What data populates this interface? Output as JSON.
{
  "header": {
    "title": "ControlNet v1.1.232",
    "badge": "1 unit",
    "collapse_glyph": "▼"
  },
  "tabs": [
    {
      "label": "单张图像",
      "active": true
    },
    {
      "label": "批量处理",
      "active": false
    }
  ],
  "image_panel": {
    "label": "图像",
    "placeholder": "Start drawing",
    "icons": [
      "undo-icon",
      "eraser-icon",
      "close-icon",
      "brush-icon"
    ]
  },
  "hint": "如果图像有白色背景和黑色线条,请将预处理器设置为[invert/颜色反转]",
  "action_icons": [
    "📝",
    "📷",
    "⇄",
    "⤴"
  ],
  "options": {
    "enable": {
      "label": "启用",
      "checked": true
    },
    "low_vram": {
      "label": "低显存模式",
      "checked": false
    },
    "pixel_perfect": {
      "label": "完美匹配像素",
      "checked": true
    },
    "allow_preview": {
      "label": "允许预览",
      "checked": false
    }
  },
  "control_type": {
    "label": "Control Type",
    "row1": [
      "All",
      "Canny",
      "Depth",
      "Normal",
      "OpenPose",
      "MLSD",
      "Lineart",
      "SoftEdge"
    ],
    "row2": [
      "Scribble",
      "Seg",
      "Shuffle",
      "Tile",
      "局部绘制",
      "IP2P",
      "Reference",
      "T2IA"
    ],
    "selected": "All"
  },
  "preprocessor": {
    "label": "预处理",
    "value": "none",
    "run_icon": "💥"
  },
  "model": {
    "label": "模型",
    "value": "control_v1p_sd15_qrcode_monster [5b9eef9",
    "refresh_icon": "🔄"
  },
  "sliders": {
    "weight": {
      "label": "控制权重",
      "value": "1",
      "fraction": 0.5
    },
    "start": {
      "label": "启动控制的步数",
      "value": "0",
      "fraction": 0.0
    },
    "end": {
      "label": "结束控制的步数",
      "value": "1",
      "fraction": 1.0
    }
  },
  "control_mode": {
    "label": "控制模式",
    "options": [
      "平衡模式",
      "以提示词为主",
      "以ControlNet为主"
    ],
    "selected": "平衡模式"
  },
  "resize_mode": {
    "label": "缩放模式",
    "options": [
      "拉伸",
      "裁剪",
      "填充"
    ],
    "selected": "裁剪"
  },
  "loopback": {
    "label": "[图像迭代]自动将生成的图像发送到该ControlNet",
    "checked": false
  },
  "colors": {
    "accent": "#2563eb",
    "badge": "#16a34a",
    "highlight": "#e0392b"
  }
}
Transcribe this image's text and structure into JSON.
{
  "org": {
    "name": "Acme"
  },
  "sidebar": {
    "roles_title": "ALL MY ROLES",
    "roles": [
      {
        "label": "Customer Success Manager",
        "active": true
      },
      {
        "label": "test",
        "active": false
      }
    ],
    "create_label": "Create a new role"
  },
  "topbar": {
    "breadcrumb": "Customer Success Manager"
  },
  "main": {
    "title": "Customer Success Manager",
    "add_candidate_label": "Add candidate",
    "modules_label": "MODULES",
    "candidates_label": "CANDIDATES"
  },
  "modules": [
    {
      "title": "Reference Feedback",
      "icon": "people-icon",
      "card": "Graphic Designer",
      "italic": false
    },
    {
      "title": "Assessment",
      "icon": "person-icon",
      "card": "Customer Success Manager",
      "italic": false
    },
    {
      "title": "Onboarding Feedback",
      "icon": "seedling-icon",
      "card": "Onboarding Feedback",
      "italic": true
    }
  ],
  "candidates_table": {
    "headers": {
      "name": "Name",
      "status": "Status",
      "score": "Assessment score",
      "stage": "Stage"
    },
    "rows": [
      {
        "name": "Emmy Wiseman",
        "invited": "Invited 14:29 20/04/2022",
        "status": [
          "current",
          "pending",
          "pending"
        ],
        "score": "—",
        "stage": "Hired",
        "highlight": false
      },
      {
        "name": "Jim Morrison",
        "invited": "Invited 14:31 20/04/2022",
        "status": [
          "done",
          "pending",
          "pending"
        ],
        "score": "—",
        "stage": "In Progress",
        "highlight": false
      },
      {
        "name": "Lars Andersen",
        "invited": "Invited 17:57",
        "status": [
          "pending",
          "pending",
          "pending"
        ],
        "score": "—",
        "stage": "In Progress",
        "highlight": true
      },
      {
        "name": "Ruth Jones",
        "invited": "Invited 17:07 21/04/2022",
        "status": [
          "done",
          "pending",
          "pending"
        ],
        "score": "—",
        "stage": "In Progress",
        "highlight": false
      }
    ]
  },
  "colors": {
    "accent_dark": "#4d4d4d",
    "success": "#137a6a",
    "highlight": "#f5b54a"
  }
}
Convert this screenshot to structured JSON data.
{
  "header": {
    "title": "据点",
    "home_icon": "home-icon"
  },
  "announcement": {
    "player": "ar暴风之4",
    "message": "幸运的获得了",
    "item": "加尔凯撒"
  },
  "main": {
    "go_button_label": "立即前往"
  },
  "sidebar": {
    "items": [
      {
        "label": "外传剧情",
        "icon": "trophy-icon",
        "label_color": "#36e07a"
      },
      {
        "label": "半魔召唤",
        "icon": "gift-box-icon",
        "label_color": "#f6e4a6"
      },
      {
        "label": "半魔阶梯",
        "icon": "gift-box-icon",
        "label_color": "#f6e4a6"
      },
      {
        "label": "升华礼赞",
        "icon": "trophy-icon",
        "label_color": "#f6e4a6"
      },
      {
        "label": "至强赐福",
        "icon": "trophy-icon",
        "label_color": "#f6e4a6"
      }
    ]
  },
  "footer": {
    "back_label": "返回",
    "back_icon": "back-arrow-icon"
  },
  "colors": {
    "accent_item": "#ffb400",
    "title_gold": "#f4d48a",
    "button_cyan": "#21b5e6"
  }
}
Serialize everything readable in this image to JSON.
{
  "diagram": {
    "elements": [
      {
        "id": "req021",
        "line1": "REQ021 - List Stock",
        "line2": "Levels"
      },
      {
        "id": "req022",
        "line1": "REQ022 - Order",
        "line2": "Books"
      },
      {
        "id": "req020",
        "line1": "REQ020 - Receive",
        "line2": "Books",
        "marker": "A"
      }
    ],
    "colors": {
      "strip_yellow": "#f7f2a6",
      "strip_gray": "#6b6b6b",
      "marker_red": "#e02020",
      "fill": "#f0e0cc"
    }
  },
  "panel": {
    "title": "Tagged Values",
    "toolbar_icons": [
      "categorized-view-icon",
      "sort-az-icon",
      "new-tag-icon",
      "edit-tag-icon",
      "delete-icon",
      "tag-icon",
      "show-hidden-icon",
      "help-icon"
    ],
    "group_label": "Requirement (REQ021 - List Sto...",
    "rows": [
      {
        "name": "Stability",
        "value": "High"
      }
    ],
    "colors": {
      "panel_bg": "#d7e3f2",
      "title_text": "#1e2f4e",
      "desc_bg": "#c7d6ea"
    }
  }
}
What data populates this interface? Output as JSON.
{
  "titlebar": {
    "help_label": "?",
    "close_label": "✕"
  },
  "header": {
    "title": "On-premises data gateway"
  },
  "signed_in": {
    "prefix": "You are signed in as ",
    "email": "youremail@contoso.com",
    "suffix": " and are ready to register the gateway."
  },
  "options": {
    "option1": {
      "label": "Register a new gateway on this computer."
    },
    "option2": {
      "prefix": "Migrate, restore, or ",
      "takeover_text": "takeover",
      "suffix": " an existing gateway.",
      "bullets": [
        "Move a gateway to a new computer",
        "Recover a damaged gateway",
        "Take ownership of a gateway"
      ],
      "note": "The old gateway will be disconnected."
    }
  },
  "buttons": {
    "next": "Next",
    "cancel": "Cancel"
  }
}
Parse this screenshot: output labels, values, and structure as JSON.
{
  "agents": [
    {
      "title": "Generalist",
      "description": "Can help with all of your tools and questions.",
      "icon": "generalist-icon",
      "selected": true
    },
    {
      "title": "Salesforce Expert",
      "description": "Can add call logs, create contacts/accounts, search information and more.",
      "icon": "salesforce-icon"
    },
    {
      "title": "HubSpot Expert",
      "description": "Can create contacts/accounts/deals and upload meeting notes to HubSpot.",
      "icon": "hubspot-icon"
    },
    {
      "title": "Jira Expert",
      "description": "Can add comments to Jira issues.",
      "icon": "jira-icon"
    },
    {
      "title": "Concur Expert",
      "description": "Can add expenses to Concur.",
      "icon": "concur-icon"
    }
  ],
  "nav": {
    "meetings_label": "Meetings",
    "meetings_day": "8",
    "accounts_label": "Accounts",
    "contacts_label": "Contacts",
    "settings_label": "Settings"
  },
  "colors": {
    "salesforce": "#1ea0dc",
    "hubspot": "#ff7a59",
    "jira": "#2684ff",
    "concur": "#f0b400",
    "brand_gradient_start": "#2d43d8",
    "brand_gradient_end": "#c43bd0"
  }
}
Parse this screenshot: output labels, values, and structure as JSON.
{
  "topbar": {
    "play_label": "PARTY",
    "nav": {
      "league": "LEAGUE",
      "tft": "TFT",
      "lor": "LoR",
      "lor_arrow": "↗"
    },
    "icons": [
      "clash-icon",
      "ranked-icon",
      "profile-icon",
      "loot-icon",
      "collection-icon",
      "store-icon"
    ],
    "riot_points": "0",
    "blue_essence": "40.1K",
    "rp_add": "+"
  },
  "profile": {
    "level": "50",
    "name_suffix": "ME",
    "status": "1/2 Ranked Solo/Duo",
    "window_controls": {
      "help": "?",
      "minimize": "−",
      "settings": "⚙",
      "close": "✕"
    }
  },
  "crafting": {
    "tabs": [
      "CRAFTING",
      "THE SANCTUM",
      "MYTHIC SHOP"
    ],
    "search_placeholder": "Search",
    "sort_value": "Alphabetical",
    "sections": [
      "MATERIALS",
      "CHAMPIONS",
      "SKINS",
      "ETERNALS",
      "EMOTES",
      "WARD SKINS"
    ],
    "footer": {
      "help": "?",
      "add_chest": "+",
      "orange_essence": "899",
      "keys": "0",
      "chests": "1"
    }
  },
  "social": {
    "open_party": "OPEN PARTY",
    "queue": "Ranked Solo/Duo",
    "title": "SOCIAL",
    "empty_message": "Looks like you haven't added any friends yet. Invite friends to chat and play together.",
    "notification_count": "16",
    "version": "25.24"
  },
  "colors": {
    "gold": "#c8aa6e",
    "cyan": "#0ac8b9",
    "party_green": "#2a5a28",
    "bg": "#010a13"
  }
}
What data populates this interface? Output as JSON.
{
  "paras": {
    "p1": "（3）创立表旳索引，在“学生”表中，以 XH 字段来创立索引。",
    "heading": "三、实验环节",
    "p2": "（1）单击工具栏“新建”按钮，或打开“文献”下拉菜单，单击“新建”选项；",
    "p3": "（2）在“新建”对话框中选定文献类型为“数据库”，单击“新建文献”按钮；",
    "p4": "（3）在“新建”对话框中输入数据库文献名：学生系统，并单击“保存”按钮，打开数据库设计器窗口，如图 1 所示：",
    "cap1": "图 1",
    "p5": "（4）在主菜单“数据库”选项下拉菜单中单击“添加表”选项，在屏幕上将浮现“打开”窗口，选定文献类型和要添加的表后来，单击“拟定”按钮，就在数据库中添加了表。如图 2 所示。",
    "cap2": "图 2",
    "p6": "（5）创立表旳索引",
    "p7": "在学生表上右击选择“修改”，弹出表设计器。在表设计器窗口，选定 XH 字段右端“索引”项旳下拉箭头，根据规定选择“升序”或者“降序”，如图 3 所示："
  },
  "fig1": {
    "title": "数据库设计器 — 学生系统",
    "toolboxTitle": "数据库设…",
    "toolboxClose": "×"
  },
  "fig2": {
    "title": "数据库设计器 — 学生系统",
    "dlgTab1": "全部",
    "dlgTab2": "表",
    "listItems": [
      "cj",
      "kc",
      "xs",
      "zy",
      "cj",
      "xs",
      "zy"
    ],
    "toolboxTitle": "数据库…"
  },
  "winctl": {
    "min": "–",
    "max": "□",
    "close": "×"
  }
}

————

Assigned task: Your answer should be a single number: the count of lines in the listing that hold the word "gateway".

Task response: 8